28.The Department told us that the work to review the formula had been stopped in the run up to the 2017 general election because Ministers had decided that the timescale for implementation of a new formula was too ambitious and, given the emerging pressures on policing, that there were two more important things for the Department to focus on: first, work on demand to support the case for the 2018/19 funding settlement; and second, giving police forces and commissioners clarity and certainty, to help them plan and have the best chance of responding to those pressures. The Department told us that it still accepted that the formula was out of date and needed to change, “but we do not think that now is the time to do that”. The Department said that the formula would be changed but it “is a very complex thing to do and it has to be planned properly rather than rushed”, noting particularly the complexities around local taxation versus central government funding and that it was seeking to understand as closely as possible the impact on local areas.

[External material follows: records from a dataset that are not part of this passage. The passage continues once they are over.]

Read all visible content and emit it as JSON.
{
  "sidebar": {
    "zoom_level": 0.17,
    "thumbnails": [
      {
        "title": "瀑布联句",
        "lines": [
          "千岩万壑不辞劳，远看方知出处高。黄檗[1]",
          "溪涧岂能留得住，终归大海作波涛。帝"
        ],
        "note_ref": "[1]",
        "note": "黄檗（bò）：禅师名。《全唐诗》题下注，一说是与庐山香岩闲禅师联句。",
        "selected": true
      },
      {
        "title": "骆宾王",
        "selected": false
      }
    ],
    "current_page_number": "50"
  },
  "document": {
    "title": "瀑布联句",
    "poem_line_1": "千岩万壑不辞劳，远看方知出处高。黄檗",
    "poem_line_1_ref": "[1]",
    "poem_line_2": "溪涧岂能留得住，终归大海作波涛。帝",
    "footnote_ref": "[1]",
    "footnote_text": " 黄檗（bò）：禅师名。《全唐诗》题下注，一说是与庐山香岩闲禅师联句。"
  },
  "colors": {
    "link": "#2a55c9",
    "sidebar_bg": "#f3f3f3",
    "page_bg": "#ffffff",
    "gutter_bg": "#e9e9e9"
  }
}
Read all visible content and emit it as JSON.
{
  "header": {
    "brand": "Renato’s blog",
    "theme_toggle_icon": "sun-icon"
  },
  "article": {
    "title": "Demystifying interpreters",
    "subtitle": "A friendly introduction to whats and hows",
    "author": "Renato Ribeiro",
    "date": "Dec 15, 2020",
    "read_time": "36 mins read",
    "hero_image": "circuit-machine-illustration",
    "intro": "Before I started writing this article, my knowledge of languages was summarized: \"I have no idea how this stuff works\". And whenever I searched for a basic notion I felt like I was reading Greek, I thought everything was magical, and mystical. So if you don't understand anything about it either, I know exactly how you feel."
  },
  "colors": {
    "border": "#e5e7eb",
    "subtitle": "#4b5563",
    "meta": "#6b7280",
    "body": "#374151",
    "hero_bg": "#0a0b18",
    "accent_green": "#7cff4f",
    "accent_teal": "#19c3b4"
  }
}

29.Since 2010, central government funding has been reduced by an equal percentage for all forces, regardless of the outcome of the formula, a process known as ‘damping’. For forces with a lower proportion of their funding coming from council tax, this has meant a higher percentage cut in overall funding. For example, the Northumbria force has the lowest proportion of local funding, and so has faced the largest fall in overall funding since 2010–11—a 25% reduction compared to the national figure of 19% over that period. PCC Merseyside commented that police funding needed to take account of the complexities of demand, but instead forces had seen a crude method of across-the-board cuts which is not reflective at all of, for example, emerging crime types or the increase in other demands because of failures of mental health services.
30.PCC Merseyside told us that there needed to be a much more nuanced approach to the way police are financed. While acknowledging different crime rates in different areas, albeit that the majority of policing was on non-crime related matters, PCC Devon and Cornwall drew attention to her area receiving 46p per person, compared to 51p in Durham and 64p in Merseyside. The Chief Constable for Durham commented that when there had last been an attempt to review the funding formula it had been overly simplistic; for example taking the density of pubs in an area as an indicator of alcohol related issues when, he told us, Durham had relatively few pubs and yet the worst health outcomes for alcohol in the entire country.
22 Q 37; paras 1.23, 1.25
23 Qq 110, 111
24 paras 1.24
25 Qq 4, 12
26 Q 12
27 Qq 14. 40
28 Qq 10, 37
29 Committee of Public Accounts, , Session 2015–16, HC 288, 18 September 2015, conclusion 3
30 Q 180
31 Qq 119, 181
32 Qq 118, 119
33 para 1.26
34 Committee of Public Accounts, , Session 2015–16, HC 288, 18 September 2015, conclusion 5
35 Qq 99–103
36 Qq 103, 104
37 Q 111
38 paras 17, 2.14
39 Committee of Public Accounts, , Session 2015–16, HC 288, 18 September 2015, conclusion 5; para 2.15
40 Q 124
41 Q 177
42 para 12
43 Q 103
44 paras 2.11, 16
45 Qq 121, 122; para 1.29
46 Qq 123, 124
47 paras 1.18, 1.19
48 Qq 148–151
49 Qq 152–154
50 para 13
51 Committee of Public Accounts, , Session 2015–16, HC 288, 18 September 2015, conclusion 2, part 1, para 5; paras 1.8, 11
52 Qq 98, 99
53 Qq 140–142
54 Q 143; , paras 1.8, 10, 11, figures 2 and 3
55 Q 45
56 Qq 3, 4
57 Q 14
Published: 7 November 2018